Determine and divide the formations into water bearing and hydrocarbon bearing zones
The nature of the fluids in the permeable formations is determined by analysis of the porosity and resistivity logs. It is possible to differentiate between gas and liquid with the porosity logs, but it is not possible to differentiate between water and oil from these logs.
The resistivity logs can only be used to differentiate between hydrocarbons and water. This is because the conductivity of gas and oil will be similar whereas the resistivity of (salt) water and hydrocarbons will be significantly different. The interpretation of the response of the resistivity tools in water and hydrocarbon and water-bearing formations relies on an appreciation of the changes in resistivity that occur in the region close to the wellbore of a permeable zone.
Determine the porosity of the zones of interest (hydrocarbons zones)
Rock porosity is generally determined from the measurements from one, or a combination of the following logs: Acoustic log, density log and/or neutron log. The measurements of the neutron, density, and sonic logs depend not only on porosity, but also on the formation lithology, on the fluid in the pores, and in some instances, on the geometry of the pore structure. When the lithology and the matrix parameters are known, correct porosity values can be derived from any one of these logs, appropriately corrected for environmental effects, in clean water filled formations.
Accurate porosity determination is more difficult when the matrix lithology is unknown or consists of two or more minerals in unknown proportions. Determination is further complicated when the response of the pore fluids in the portion of the formation investigated by the tool differs appreciably from that of water. In particular, light hydrocarbons (gas) can significantly influence the response of all three porosity logs. Even the nature of type of pore structure affects the tool response. The neutron and density logs respond to total porosity – that is, the sum of the primary (intergranular or intercrystalline) porosity and the secondary (vugs, fissures, fractures) porosity. The sonic logs, however, tend to respond only to evenly distributed primary porosity. When any of these complicating situations exists the porosity of the rock can only be determined by crossplotting the measurements from two different log types. In other words, the porosity cannot be determined from a single porosity log. Remember that porosity is obtained by calculation, therefore it strongly depends on which method used to derive and which assumption that we made.

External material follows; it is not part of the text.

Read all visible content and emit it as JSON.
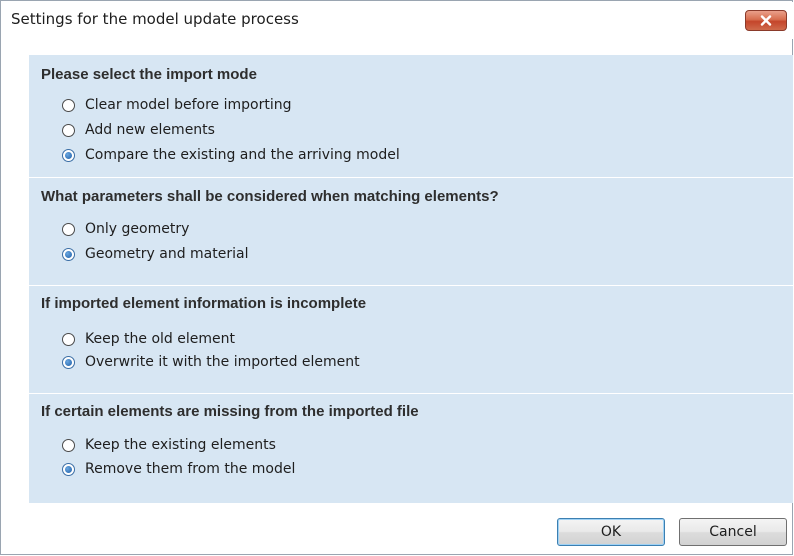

Determine of saturation
The electrical resistivity of a formation is a very good indicator of the fluid in the pore space of that formation. Neither oil nor gas conducts electrical current but water does. It is very rare however for a formation to contain no water at all and there is generally some level of water saturation of the pore space, Sw in all formations. If Sw is the fraction of the pore volume occupied by formation water, then (1-Sw) is the fraction of the pore volume occupied by hydrocarbons.
The proportion of water and therefore hydrocarbons in the pore space of formations is generally determined from the levels of resistivity of the formations in question. The resistivity of the formation is however also a function of a number of other variables such as porosity and the salinity of the water in the pore space.
Well logs interpretation